Air Canada released a scathing statement following the government’s decision to lift remaining Covid-19 travel restrictions, claiming the “measures were not justified by science.”

“Air Canada welcomes the removal of these restrictions, acknowledging that air travel is safe and that the measures were not justified by science,” wrote Air Canada Chief Operating Officer and Executive Vice-President Craig Landry. 

“We believe it will greatly facilitate travel, help to continue stabilizing the country’s air transport sector and support Canada’s economy.” 

Landry urged the government to continue its forward momentum to improve security and customs at airports. 

“Lessons learned during the pandemic should now be applied to streamlining the air transport system in Canada and to enact further reforms,” wrote Landry. “This includes improving processes whose weaknesses were exposed by Covid.”

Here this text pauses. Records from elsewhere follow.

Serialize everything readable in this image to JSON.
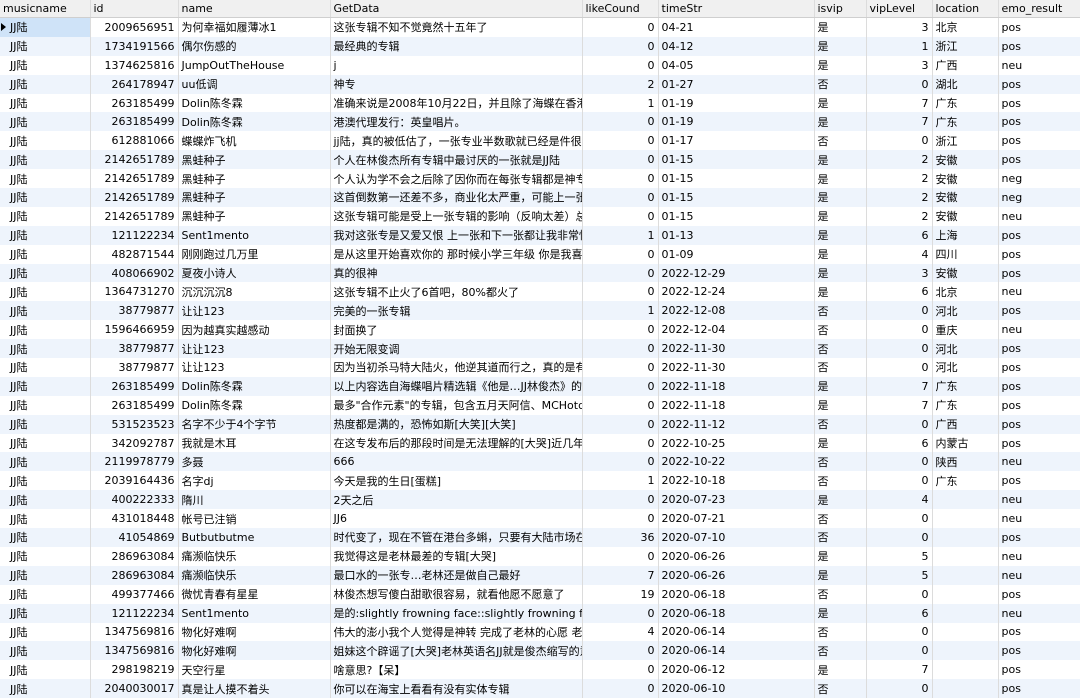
{
  "columns": [
    "musicname",
    "id",
    "name",
    "GetData",
    "likeCound",
    "timeStr",
    "isvip",
    "vipLevel",
    "location",
    "emo_result"
  ],
  "rows": [
    [
      "JJ陆",
      "2009656951",
      "为何幸福如履薄冰1",
      "这张专辑不知不觉竟然十五年了",
      "0",
      "04-21",
      "是",
      "3",
      "北京",
      "pos"
    ],
    [
      "JJ陆",
      "1734191566",
      "偶尔伤感的",
      "最经典的专辑",
      "0",
      "04-12",
      "是",
      "1",
      "浙江",
      "pos"
    ],
    [
      "JJ陆",
      "1374625816",
      "JumpOutTheHouse",
      "j",
      "0",
      "04-05",
      "是",
      "3",
      "广西",
      "neu"
    ],
    [
      "JJ陆",
      "264178947",
      "uu低调",
      "神专",
      "2",
      "01-27",
      "否",
      "0",
      "湖北",
      "pos"
    ],
    [
      "JJ陆",
      "263185499",
      "Dolin陈冬霖",
      "准确来说是2008年10月22日，并且除了海蝶在香港由豆",
      "1",
      "01-19",
      "是",
      "7",
      "广东",
      "pos"
    ],
    [
      "JJ陆",
      "263185499",
      "Dolin陈冬霖",
      "港澳代理发行：英皇唱片。",
      "0",
      "01-19",
      "是",
      "7",
      "广东",
      "pos"
    ],
    [
      "JJ陆",
      "612881066",
      "蝶蝶炸飞机",
      "jj陆，真的被低估了，一张专业半数歌就已经是件很牛谁",
      "0",
      "01-17",
      "否",
      "0",
      "浙江",
      "pos"
    ],
    [
      "JJ陆",
      "2142651789",
      "黑蛙种子",
      "个人在林俊杰所有专辑中最讨厌的一张就是JJ陆",
      "0",
      "01-15",
      "是",
      "2",
      "安徽",
      "pos"
    ],
    [
      "JJ陆",
      "2142651789",
      "黑蛙种子",
      "个人认为学不会之后除了因你而在每张专辑都是神专（",
      "0",
      "01-15",
      "是",
      "2",
      "安徽",
      "neg"
    ],
    [
      "JJ陆",
      "2142651789",
      "黑蛙种子",
      "这首倒数第一还差不多，商业化太严重，可能上一张专",
      "0",
      "01-15",
      "是",
      "2",
      "安徽",
      "neg"
    ],
    [
      "JJ陆",
      "2142651789",
      "黑蛙种子",
      "这张专辑可能是受上一张专辑的影响（反响太差）总觉",
      "0",
      "01-15",
      "是",
      "2",
      "安徽",
      "neu"
    ],
    [
      "JJ陆",
      "121122234",
      "Sent1mento",
      "我对这张专是又爱又恨 上一张和下一张都让我非常恨达",
      "1",
      "01-13",
      "是",
      "6",
      "上海",
      "pos"
    ],
    [
      "JJ陆",
      "482871544",
      "刚刚跑过几万里",
      "是从这里开始喜欢你的 那时候小学三年级 你是我喜欢的",
      "0",
      "01-09",
      "是",
      "4",
      "四川",
      "pos"
    ],
    [
      "JJ陆",
      "408066902",
      "夏夜小诗人",
      "真的很神",
      "0",
      "2022-12-29",
      "是",
      "3",
      "安徽",
      "pos"
    ],
    [
      "JJ陆",
      "1364731270",
      "沉沉沉沉8",
      "这张专辑不止火了6首吧，80%都火了",
      "0",
      "2022-12-24",
      "是",
      "6",
      "北京",
      "neu"
    ],
    [
      "JJ陆",
      "38779877",
      "让让123",
      "完美的一张专辑",
      "1",
      "2022-12-08",
      "否",
      "0",
      "河北",
      "pos"
    ],
    [
      "JJ陆",
      "1596466959",
      "因为越真实越感动",
      "封面换了",
      "0",
      "2022-12-04",
      "否",
      "0",
      "重庆",
      "neu"
    ],
    [
      "JJ陆",
      "38779877",
      "让让123",
      "开始无限变调",
      "0",
      "2022-11-30",
      "否",
      "0",
      "河北",
      "pos"
    ],
    [
      "JJ陆",
      "38779877",
      "让让123",
      "因为当初杀马特大陆火，他逆其道而行之，真的是有所",
      "0",
      "2022-11-30",
      "否",
      "0",
      "河北",
      "pos"
    ],
    [
      "JJ陆",
      "263185499",
      "Dolin陈冬霖",
      "以上内容选自海蝶唱片精选辑《他是…JJ林俊杰》的官方",
      "0",
      "2022-11-18",
      "是",
      "7",
      "广东",
      "pos"
    ],
    [
      "JJ陆",
      "263185499",
      "Dolin陈冬霖",
      "最多\"合作元素\"的专辑，包含五月天阿信、MCHotdog",
      "0",
      "2022-11-18",
      "是",
      "7",
      "广东",
      "pos"
    ],
    [
      "JJ陆",
      "531523523",
      "名字不少于4个字节",
      "热度都是满的，恐怖如斯[大笑][大笑]",
      "0",
      "2022-11-12",
      "否",
      "0",
      "广西",
      "pos"
    ],
    [
      "JJ陆",
      "342092787",
      "我就是木耳",
      "在这专发布后的那段时间是无法理解的[大哭]近几年才正",
      "0",
      "2022-10-25",
      "是",
      "6",
      "内蒙古",
      "pos"
    ],
    [
      "JJ陆",
      "2119978779",
      "多聂",
      "666",
      "0",
      "2022-10-22",
      "否",
      "0",
      "陕西",
      "neu"
    ],
    [
      "JJ陆",
      "2039164436",
      "名字dj",
      "今天是我的生日[蛋糕]",
      "1",
      "2022-10-18",
      "否",
      "0",
      "广东",
      "pos"
    ],
    [
      "JJ陆",
      "400222333",
      "隋川",
      "2天之后",
      "0",
      "2020-07-23",
      "是",
      "4",
      "",
      "neu"
    ],
    [
      "JJ陆",
      "431018448",
      "帐号已注销",
      "JJ6",
      "0",
      "2020-07-21",
      "否",
      "0",
      "",
      "neu"
    ],
    [
      "JJ陆",
      "41054869",
      "Butbutbutme",
      "时代变了，现在不管在港台多蝌，只要有大陆市场在，",
      "36",
      "2020-07-10",
      "否",
      "0",
      "",
      "pos"
    ],
    [
      "JJ陆",
      "286963084",
      "痛濒临快乐",
      "我觉得这是老林最差的专辑[大哭]",
      "0",
      "2020-06-26",
      "是",
      "5",
      "",
      "neu"
    ],
    [
      "JJ陆",
      "286963084",
      "痛濒临快乐",
      "最口水的一张专…老林还是做自己最好",
      "7",
      "2020-06-26",
      "是",
      "5",
      "",
      "neu"
    ],
    [
      "JJ陆",
      "499377466",
      "微忧青春有星星",
      "林俊杰想写傻白甜歌很容易，就看他愿不愿意了",
      "19",
      "2020-06-18",
      "否",
      "0",
      "",
      "pos"
    ],
    [
      "JJ陆",
      "121122234",
      "Sent1mento",
      "是的:slightly frowning face::slightly frowning face::s",
      "0",
      "2020-06-18",
      "是",
      "6",
      "",
      "neu"
    ],
    [
      "JJ陆",
      "1347569816",
      "物化好难啊",
      "伟大的澎小我个人觉得是神转 完成了老林的心愿 老林平",
      "4",
      "2020-06-14",
      "否",
      "0",
      "",
      "pos"
    ],
    [
      "JJ陆",
      "1347569816",
      "物化好难啊",
      "姐妹这个辟谣了[大哭]老林英语名JJ就是俊杰缩写的意思",
      "0",
      "2020-06-14",
      "否",
      "0",
      "",
      "pos"
    ],
    [
      "JJ陆",
      "298198219",
      "天空行星",
      "啥意思?【呆】",
      "0",
      "2020-06-12",
      "是",
      "7",
      "",
      "pos"
    ],
    [
      "JJ陆",
      "2040030017",
      "真是让人摸不着头",
      "你可以在海宝上看看有没有实体专辑",
      "0",
      "2020-06-10",
      "否",
      "0",
      "",
      "pos"
    ]
  ]
}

Landry emphasized that the relaxed measures are expected to advance Air Canada services back to pre-pandemic levels. He noted, “significant improvements in on-time performance as compared to earlier in the summer.”

“Daily flight completion is now over 98%, as well as baggage handling performance that has fully restabilized.”

The Trudeau government was heavily criticized during the summer due to massive delays that hindered service at Canada’s busiest airports. Canada’s airports have some of the worst delay and cancellation rates in the world.

At the height of the summer, former Air Canada Chief Operating Officer Duncan Dee claimed in an interview with Andrew Lawton that it took four times longer to process travellers when compared to pre-pandemic levels because of the government’s travel restrictions. 

In August, it was revealed that Transport Minister Omar Alghabra knew that federal security was short-staffed by 25% last spring and that serious delays were expected. At the time, Alghabra made no public mention of short staffing being responsible for delays experienced by air travellers, even blaming travellers themselves. 

“We are seeing an increased demand and appetite for people who want to travel,” Alghabra said June 6. “The supply is trying to catch up.”